The biggest surprise was when I learned about the extent to which anti-independence voices are played down in foreign (non-Spanish) news reports I had read. I observed a striking misalignment between the outcry of national sentiments expressed by slogans on the streets and the proportion of people I spoke with who opposed independence. The path I took daily from my apartment to the train station was filled with chants written in Catalan calling for freedom, but none of the classmates and workers I spoke to rejoiced at the mention of separation. While it is certainly possible that those that I did speak with happened to not favor independence, my classmates nevertheless represent the socioeconomic group that was supposedly the most stalwart champions for independence, since theoretically they’d have the most to gain once rid of the tax burdens from Madrid. A Catalan friend illuminated my bewilderment with a possible explanation, noting that fear of losing economic benefits as a European Union member motivates many middle-class households to prefer the status quo. Another heated point of contention between the two factions involves the difference in Spanish and Catalan cultures and the alleged suppression of Catalan culture by Spanish culture; while few denied distinctions between them, many I spoke with mentioned inseverable family ties outside Catalonia. Since the Industrial Revolution, resource-rich Barcelona has attracted migrant workers from all over Spain, and thus many Catalans trace their roots to other parts of Spain. Given the emphasis Spanish people place on family cohesion, the concept of becoming a citizen of another country is unacceptable and inconceivable for a Catalan with an overt Castilian last name and grandparents still in Andalusia (southern Spain). For many that see themselves as fully Catalan and fully Spanish, being told that one day they are no longer Spanish is as much of an encroachment as the other way around.

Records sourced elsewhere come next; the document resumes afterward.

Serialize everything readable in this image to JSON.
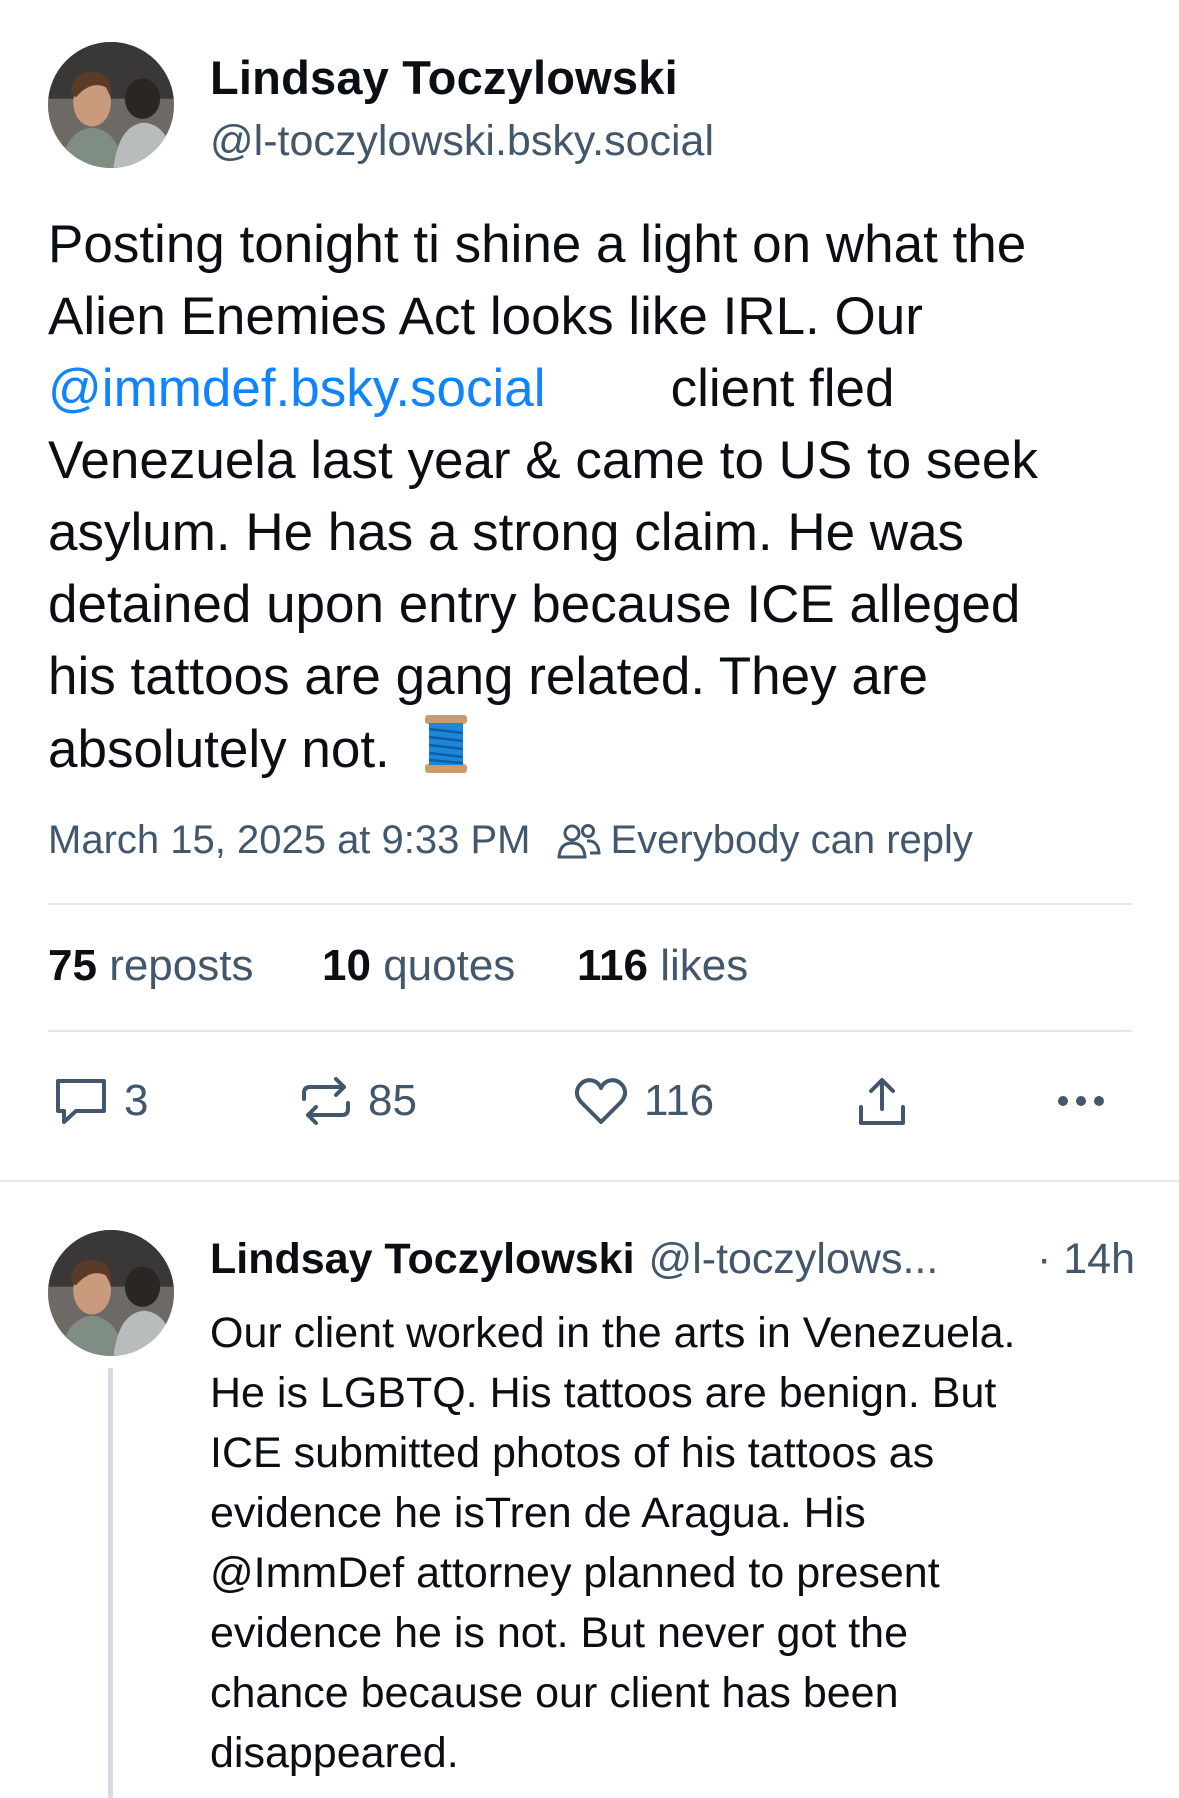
{
  "post": {
    "author_name": "Lindsay Toczylowski",
    "author_handle": "@l-toczylowski.bsky.social",
    "text_line1": "Posting tonight ti shine a light on what the",
    "text_line2": "Alien Enemies Act looks like IRL. Our",
    "mention": "@immdef.bsky.social",
    "text_line3_rest": "client fled",
    "text_line4": "Venezuela last year & came to US to seek",
    "text_line5": "asylum. He has a strong claim. He was",
    "text_line6": "detained upon entry because ICE alleged",
    "text_line7": "his tattoos are gang related. They are",
    "text_line8": "absolutely not.",
    "emoji": "🧵",
    "timestamp": "March 15, 2025 at 9:33 PM",
    "reply_setting": "Everybody can reply"
  },
  "stats": {
    "reposts_count": "75",
    "reposts_label": "reposts",
    "quotes_count": "10",
    "quotes_label": "quotes",
    "likes_count": "116",
    "likes_label": "likes"
  },
  "actions": {
    "reply_count": "3",
    "repost_count": "85",
    "like_count": "116"
  },
  "reply": {
    "author_name": "Lindsay Toczylowski",
    "author_handle": "@l-toczylows...",
    "time": "· 14h",
    "lines": [
      "Our client worked in the arts in Venezuela.",
      "He is LGBTQ. His tattoos are benign. But",
      "ICE submitted photos of his tattoos as",
      "evidence he isTren de Aragua. His",
      "@ImmDef attorney planned to present",
      "evidence he is not. But never got the",
      "chance because our client has been",
      "disappeared."
    ]
  },
  "colors": {
    "text": "#0b0f14",
    "muted": "#42576c",
    "link": "#1083fe",
    "divider": "#e3e8ed"
  },
  "icons": [
    "people-icon",
    "comment-icon",
    "repost-icon",
    "heart-icon",
    "share-icon",
    "more-icon",
    "thread-emoji"
  ]
}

If many Catalonians want to remain part of Spain, why are their voices muffled? The silence is partially attributable to fear. Proudly displaying a Spanish national flag on their balcony in lieu of a Catalan one, as some have attempted, may invite a defaced wall or far worse consequences. Though most independentists are peaceful, the small portion of violent independentists constitute enough reason for caution. As a result, the “stay” voices remain muffled and flagless. Meanwhile, the independentists’ skills in organization and employment of symbols like 1714 render their demands much louder in media representation. For these reasons, my politics professor explained that the low voter turnout rate in 2017 was fully within the comprehension of most Catalans, though it might have come as a surprise to an international audience.

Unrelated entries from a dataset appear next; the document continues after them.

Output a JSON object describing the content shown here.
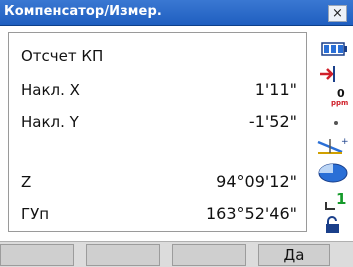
{
  "window": {
    "title": "Компенсатор/Измер.",
    "close_label": "×"
  },
  "fields": [
    {
      "label": "Отсчет КП",
      "value": ""
    },
    {
      "label": "Накл. X",
      "value": "1'11\""
    },
    {
      "label": "Накл. Y",
      "value": "-1'52\""
    },
    {
      "label": "Z",
      "value": "94°09'12\""
    },
    {
      "label": "ГУп",
      "value": "163°52'46\""
    }
  ],
  "status": {
    "ppm_value": "0",
    "ppm_unit": "ppm",
    "level_value": "1",
    "battery_color": "#2a6fd6"
  },
  "softkeys": [
    "",
    "",
    "",
    "Да"
  ]
}
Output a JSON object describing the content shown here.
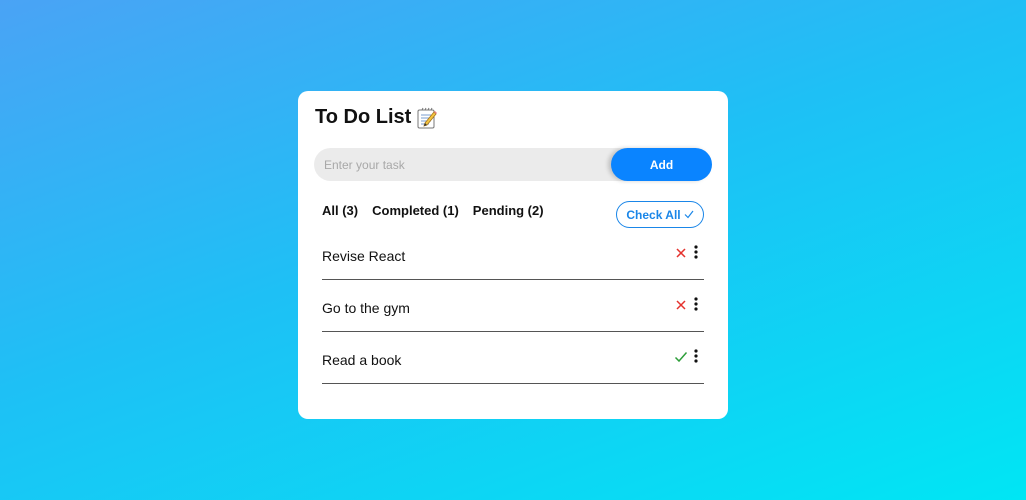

My pre-study abroad conception of this issue entailed two poles on opposite ends, that of the Madrid government and an independentist Catalonia in solidarity. But scratching beneath the surface, there are complicated politics interspersed with emotions within both factions. While it may seem logical to assume that popular sentiments in a democratic society such as Barcelona can be easily detected, relying on poll results and less than scrupulous fieldwork will lead to specious conclusions. With that in mind, the issue of Catalan independence transcends the mere quarrel between Madrid and Barcelona and ultimately reflects the pluralistic identities and complex socioeconomic realities in the Catalan region. As I pursue the European studies certificate here at Georgetown, I hope to build upon observations from these two immersive months and yield a more nuanced and thorough interpretation.